As SmarterTravel found, the province is teeming with activities including the Mountain Spring Festival in Panorama Mountain Village (April 6-9), the spring Night Market in Richmond and the BC Open Gold Panning Championships in Cherryville (May 18-20). It also comes fairly cheap at the time, as prebought lift-ticket rates at B.C. slopes drop by 30% or more and a three-night package at the Echo Valley Ranch & Spa that goes for nearly $1,500 in July can be had for $925 through April.

So maybe Germany doesn't exactly have "spring break" written all over it, but Berlin's become one insanely cool town while you were picturing it behind some sort of cinder block wall.

The highly stylized Hotel Mani, which looks like a set from the German version of Portlandia, is offering rooms for roughly $105 a night in April, but that rate jumps to $121 a night in May and upward of $130 by June. It's a similar case elsewhere in Germany, where SmarterTravel says round-trip flights between San Francisco and Frankfurt illustrates range from $989 all-in for a May flight to $1,549 for a flight in July. Air-and-hotel vacation packages were no different, as the low price for a six-day Munich package in early June from Go-today was $1,299 but soared to $1,849 for July.
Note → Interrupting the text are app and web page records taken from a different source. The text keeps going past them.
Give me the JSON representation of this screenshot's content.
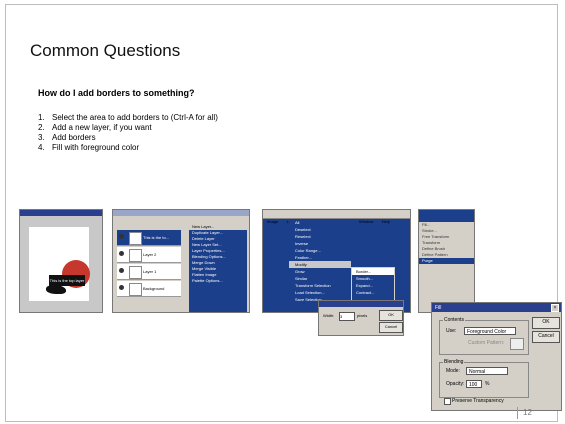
{
  "slide": {
    "title": "Common Questions",
    "question": "How do I add borders to something?",
    "steps": [
      {
        "num": "1.",
        "text": "Select the area to add borders to (Ctrl-A for all)"
      },
      {
        "num": "2.",
        "text": "Add a new layer, if you want"
      },
      {
        "num": "3.",
        "text": "Add borders"
      },
      {
        "num": "4.",
        "text": "Fill with foreground color"
      }
    ],
    "page_number": "12"
  },
  "shot1": {
    "caption_text": "This is the top layer"
  },
  "shot2": {
    "layers": [
      "This is the to...",
      "Layer 2",
      "Layer 1",
      "Background"
    ],
    "menu": [
      "New Layer...",
      "Duplicate Layer...",
      "Delete Layer",
      "New Layer Set...",
      "Layer Properties...",
      "Blending Options...",
      "Merge Down",
      "Merge Visible",
      "Flatten Image",
      "Palette Options..."
    ]
  },
  "shot3": {
    "menubar": [
      "Image",
      "Layer",
      "Select",
      "Filter",
      "View",
      "Window",
      "Help"
    ],
    "menu": [
      "All",
      "Deselect",
      "Reselect",
      "Inverse",
      "Color Range...",
      "Feather...",
      "Modify",
      "Grow",
      "Similar",
      "Transform Selection",
      "Load Selection...",
      "Save Selection..."
    ],
    "submenu": [
      "Border...",
      "Smooth...",
      "Expand...",
      "Contract..."
    ],
    "border_dialog": {
      "width_label": "Width:",
      "width_value": "3",
      "unit": "pixels",
      "ok": "OK",
      "cancel": "Cancel"
    }
  },
  "shot4": {
    "items": [
      "Fill...",
      "Stroke...",
      "Free Transform",
      "Transform",
      "Define Brush",
      "Define Pattern",
      "Purge"
    ]
  },
  "fill_dialog": {
    "title": "Fill",
    "contents_label": "Contents",
    "use_label": "Use:",
    "use_value": "Foreground Color",
    "pattern_label": "Custom Pattern:",
    "blending_label": "Blending",
    "mode_label": "Mode:",
    "mode_value": "Normal",
    "opacity_label": "Opacity:",
    "opacity_value": "100",
    "percent": "%",
    "preserve_label": "Preserve Transparency",
    "ok": "OK",
    "cancel": "Cancel"
  }
}
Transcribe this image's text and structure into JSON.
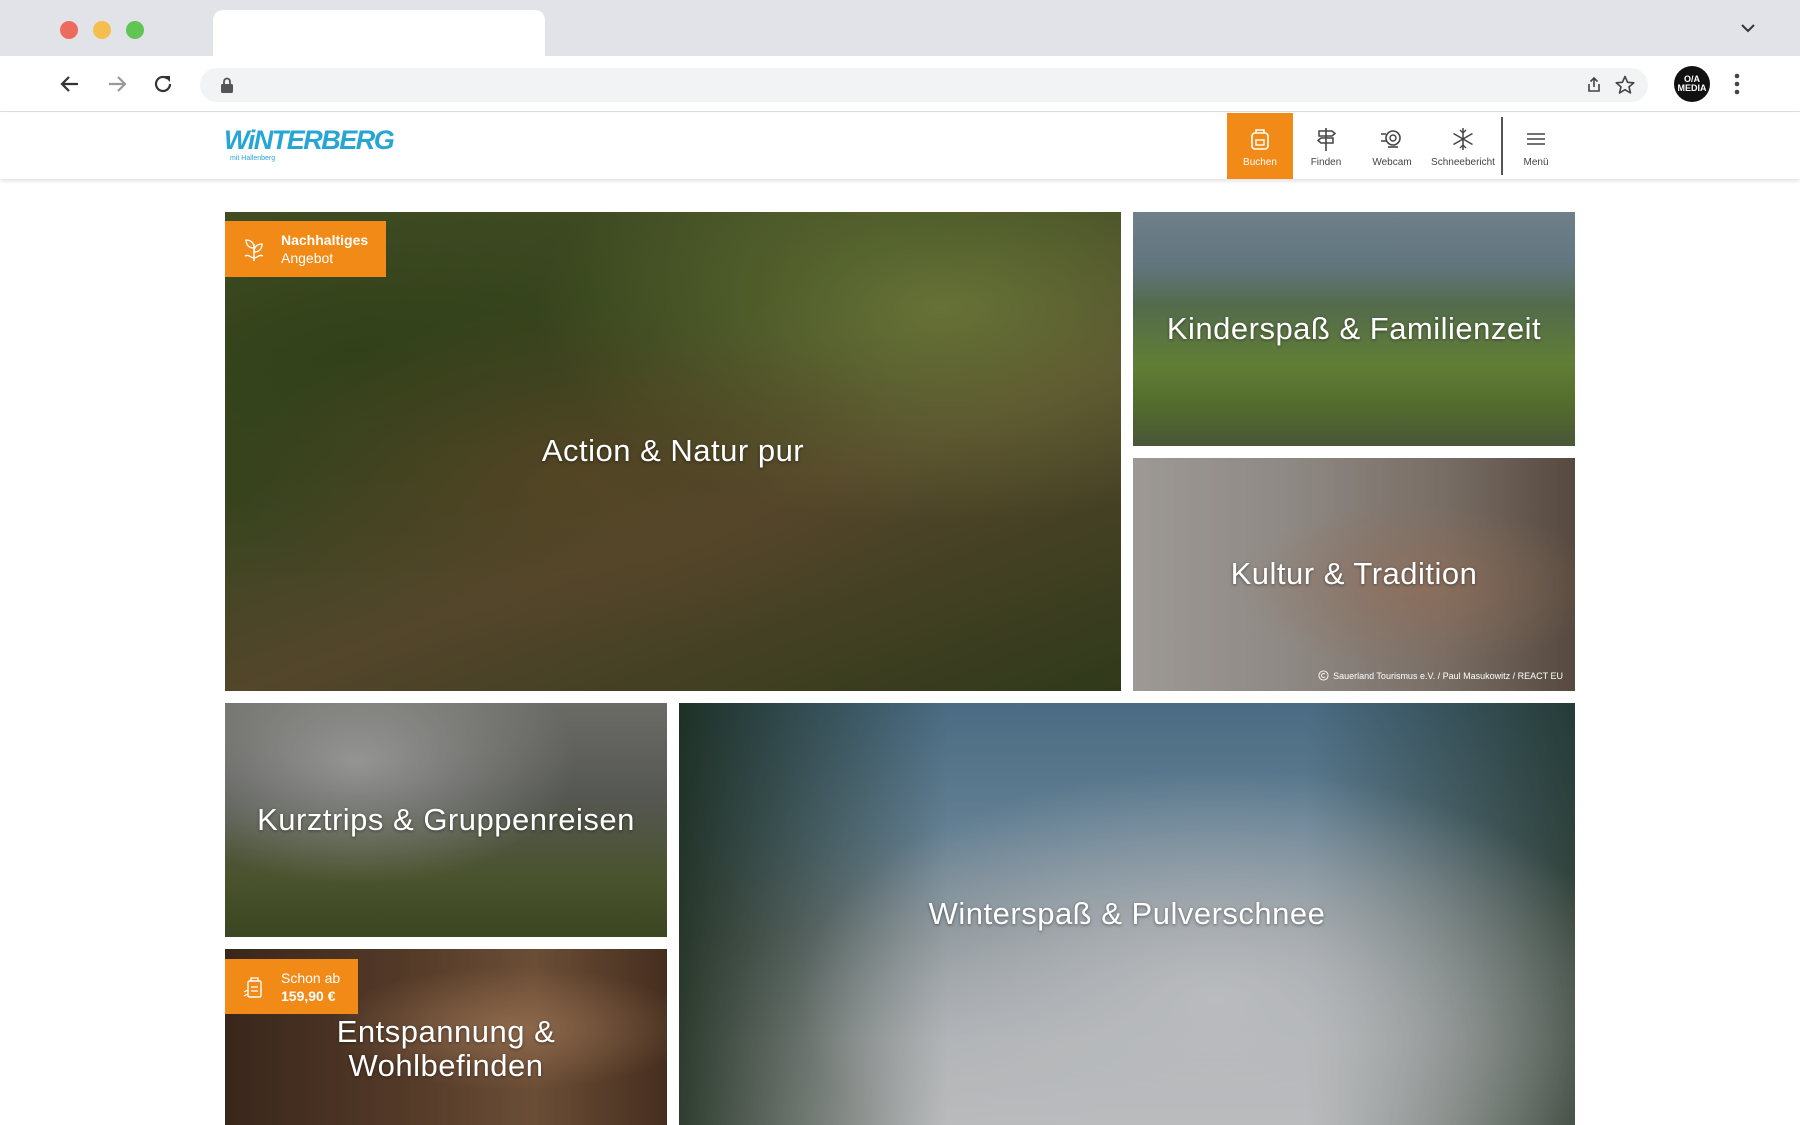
{
  "site": {
    "logo_text": "WiNTERBERG",
    "logo_sub": "mit Hallenberg"
  },
  "browser": {
    "profile_label": "O/A MEDIA"
  },
  "nav": {
    "items": [
      {
        "label": "Buchen",
        "icon": "backpack-icon",
        "active": true
      },
      {
        "label": "Finden",
        "icon": "signpost-icon",
        "active": false
      },
      {
        "label": "Webcam",
        "icon": "webcam-icon",
        "active": false
      },
      {
        "label": "Schneebericht",
        "icon": "snowflake-icon",
        "active": false
      },
      {
        "label": "Menü",
        "icon": "hamburger-menu-icon",
        "active": false
      }
    ]
  },
  "colors": {
    "accent": "#f18a16",
    "logo": "#27a6d6"
  },
  "tiles": {
    "action": {
      "title": "Action & Natur pur",
      "badge_line1": "Nachhaltiges",
      "badge_line2": "Angebot"
    },
    "kinder": {
      "title": "Kinderspaß & Familienzeit"
    },
    "kultur": {
      "title": "Kultur & Tradition",
      "credit": "Sauerland Tourismus e.V. / Paul Masukowitz / REACT EU"
    },
    "kurz": {
      "title": "Kurztrips & Gruppenreisen"
    },
    "winter": {
      "title": "Winterspaß & Pulverschnee"
    },
    "entsp": {
      "title_line1": "Entspannung &",
      "title_line2": "Wohlbefinden",
      "badge_line1": "Schon ab",
      "badge_line2": "159,90 €"
    }
  }
}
Need reasons to go? Air Berlin launches nonstop service from Los Angeles in May, while the new Berlin Brandenburg Airport opens in June. What will you do once you get there? Well, there's always the artwork and events surrounding the Berlin Bienniale For Contemporary Art, which starts April 27.

Is it a bit gloomy and rainy in the spring here? Sure, but no more so than for much of the rest of the year.

Fortunately, airfares and routes here are getting a bit sunnier. This week, Alaska kicked off service from Kansas City, Mo. On June 3, AirTran launches service from Baltimore, and on the same day, its owner Southwest begins flights from Houston. Amtrak, meanwhile, is trying to make an argument for the romance of the rails with 15% off round-trip tickets to Seattle from any point on its Cascades (Eugene-Seattle-Vancouver), Coast Starlight (Los Angeles-Seattle), and Empire Builder (Chicago-Seattle) routes. The offer is available for travel through April 29 when booked by April 22.

As luck would have it, guests are going to have plenty to do once they arrive. Sure, visitors can say hi to the otters at the aquarium, get really small doughnuts or huge fish fillets at Pike Place Market and drink espresso until they shake like molecules, but the Seattle Art Museum humbly suggests checking out its upcoming Gaugin exhibit through April 29 and partaking in the multiple hotel packages tied to it. If that's a bit too highbrow, King Tut makes one of his final appearances in the U.S. starting May 24 at the Pacific Science Center.

Listen, you let Portugal worry about its sovereign debt and position in the European Union. You just sit back, relax and enjoy the affordability.

SmarterTravel places the average cost of a hotel room in Portugal at about $100 a night, but says room rates can dip as low as $66 in places such as Albuferia. One of the most effective ways of ensuring a sweet price is to stay in pousadas -- inns tucked away in manors, monasteries and castles. Pousadas de Portugal offers accommodations for $95 a night, free nights and packages that include massages, meals and horseback rides.

Worried about the price of getting there? Don't be. Portugal's TAP Airlines is offering round-trip fares from New York, including all taxes and fees, from $723 for early spring travel.

-- Written by Jason Notte in Boston.

>To contact the writer of this article, click here: Jason Notte.

>To follow the writer on Twitter, go to

>To submit a news tip, send an email to:


Follow on Twitter and become a fan on Facebook.

Jason Notte is a reporter for TheStreet. His writing has appeared in The New York Times, The Huffington Post,, Time Out New York, the Boston Herald, the Boston Phoenix, the Metro newspaper and the Colorado Springs Independent. He previously served as the political and global affairs editor for Metro U.S., layout editor for Boston Now, assistant news editor for the Herald News of West Paterson, N.J., editor of Go Out! Magazine in Hoboken, N.J., and copy editor and lifestyle editor at the Jersey Journal in Jersey City, N.J.